Although he was a committed member of the Marine ROTC while attending Jean Ribault High School in Jacksonville, Florida, Amadeus was looking for something different. At the age of 19, he joined the United States Navy as a Seaman, but later became a cook. Through world travel and exposure, innovation became an early theme as the crew hosted Steel Beach Picnics in the middle of the ocean and grilled mouth watering delights including surf n’ turf.
He recalls a particular seaman on the boat he didn’t like. The guy cooked for officers, and in what was initially perceived by Amadeus as racism turned into a prosperous apprenticeship which offered life-long key lessons that continue to guide his professional career:
Link to Top Culinary Schools in Florida
1. Learn your job and the job above you.
2. Learn how to treat cooks. Every chef is an individual with their own finesse.
3. Strive to work as a cohesive team.
4. Always learn something new. You never know everything.
After the sea but before Seattle, Amadeus experienced a colorful and evolving life which included attending the culinary program at Florida State College (north campus). Personal and family conflicts impeded program completion, but conquering adversity has been one of his most impressive ingredients as he ultimately reached success.
Currently, he works as a private chef which he prefers to the more popular restaurant route:
“I wouldn’t run a restaurant because it’s so hard to be creative.” he said. “You’re cooking all the time with different products and following someone elses direction. I like to change my thoughts.”
Career positions of note include the Jacksonville Marriott and 24 Miramar as well as Seattle’s Hunting Lodge, McGowans, and Broadmoor Golf Club. Amadeus has served as the head chef for a private, elementary school, and additionally trains emerging chefs at a Seattle culinary institute.
He’s an avid golfer, but admittedly does not bake.
“Baking requires measurement. You have no leverage, so if you mess it up you’re stuck with it.” he casually explained.
So what exactly does this fundraising-friendly, innovative enigma cook?

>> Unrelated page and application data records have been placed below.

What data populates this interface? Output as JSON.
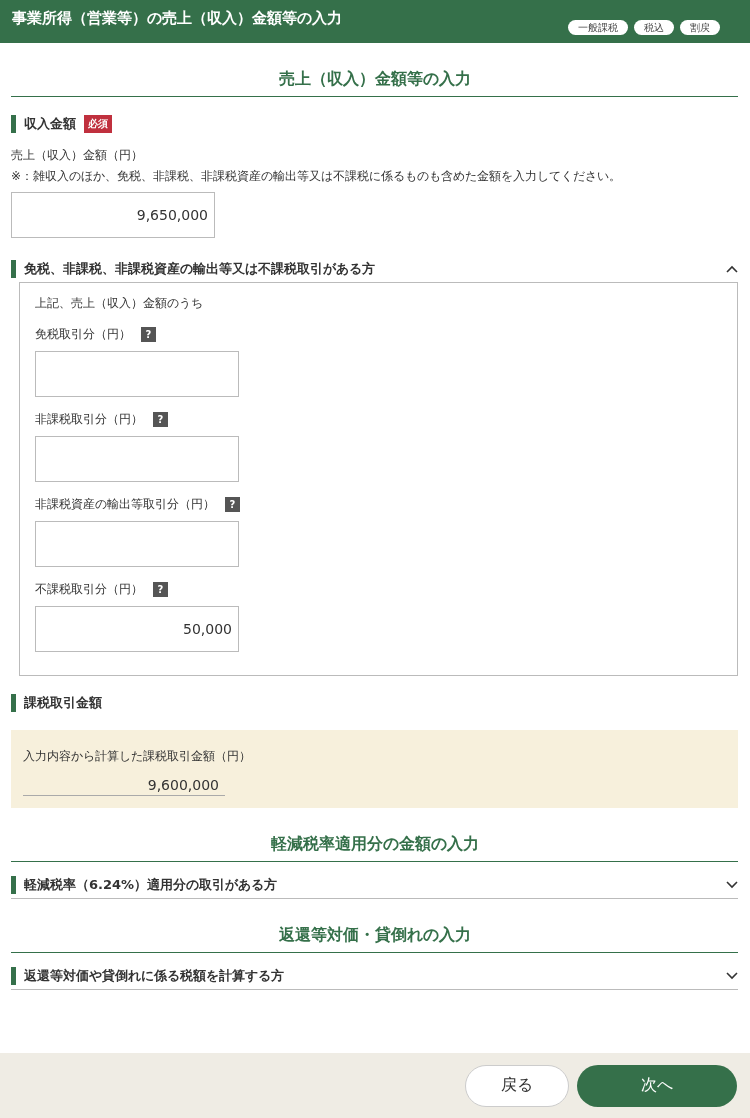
{
  "header": {
    "title": "事業所得（営業等）の売上（収入）金額等の入力",
    "tags": [
      "一般課税",
      "税込",
      "割戻"
    ]
  },
  "page_title": "売上（収入）金額等の入力",
  "income": {
    "heading": "収入金額",
    "required_badge": "必須",
    "label": "売上（収入）金額（円）",
    "note": "※：雑収入のほか、免税、非課税、非課税資産の輸出等又は不課税に係るものも含めた金額を入力してください。",
    "value": "9,650,000"
  },
  "exempt": {
    "title": "免税、非課税、非課税資産の輸出等又は不課税取引がある方",
    "expanded": true,
    "intro": "上記、売上（収入）金額のうち",
    "fields": [
      {
        "label": "免税取引分（円）",
        "help": "?"
      },
      {
        "label": "非課税取引分（円）",
        "help": "?"
      },
      {
        "label": "非課税資産の輸出等取引分（円）",
        "help": "?"
      },
      {
        "label": "不課税取引分（円）",
        "help": "?",
        "value": "50,000"
      }
    ]
  },
  "taxable": {
    "heading": "課税取引金額",
    "label": "入力内容から計算した課税取引金額（円）",
    "value": "9,600,000"
  },
  "sections": [
    {
      "title": "軽減税率適用分の金額の入力",
      "accordion": {
        "title": "軽減税率（6.24%）適用分の取引がある方",
        "expanded": false
      }
    },
    {
      "title": "返還等対価・貸倒れの入力",
      "accordion": {
        "title": "返還等対価や貸倒れに係る税額を計算する方",
        "expanded": false
      }
    }
  ],
  "footer": {
    "back": "戻る",
    "next": "次へ"
  }
}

He doesn’t have a specialty (per se) but rather specializes in fusion cooking with emphasis on Japanese, southern, Puerto Rican, and Island cuisine using traditional spices like scotch bonnet peppers, coconut milk, and of course his own carefully developed line of no-salt, special blend spices:
- Chino 5 (Asian cinnamon flavored. Great for lamb, steak, and dessert.)
- Lil’ Bump ( All-purpose Cajun blend).
- Dos Maria (Curry Powder named for his mother and grandmother).
The spices are making their way into stores, but are available now and retail for $13.00 each. See Chef’s website for orders: http://chefamadeus.com
Preparing healthy food that looks like grandma’s is also one of Chef’s passions and includes using tangerine and coconut broth to cook traditional southern meals. He encourages using natural sweeteners found in carrots and yams and is currently on a Southern Passion Tour promoting summertime grilling and a special “rub” that he has developed for meat, chicken, and fish.
Chef Amadeus is available for special services like “Ladies Night Out” and “Door Knocking Sessions” with rates customized to the event’s specifications as he is accustomed to hosting both intimate and small or grand scale and opulent.
I’ll be sitting front and center on Thursday, July 28th to see if Chef Amadeus gets mixed up in a Mexico challenge with meal worms and a Mariachi band or if he conquers the donkey and eliminates his opponents to win the title Extreme Chef. Bragging rights aren’t the only thing at stake…there is also a $10,000 prize.
Good Luck Chef!
note: Extreme Chef synopsis, episode description, and photo with host Marsh Mokharti provided by Food Network.
Penny Dickerson 2011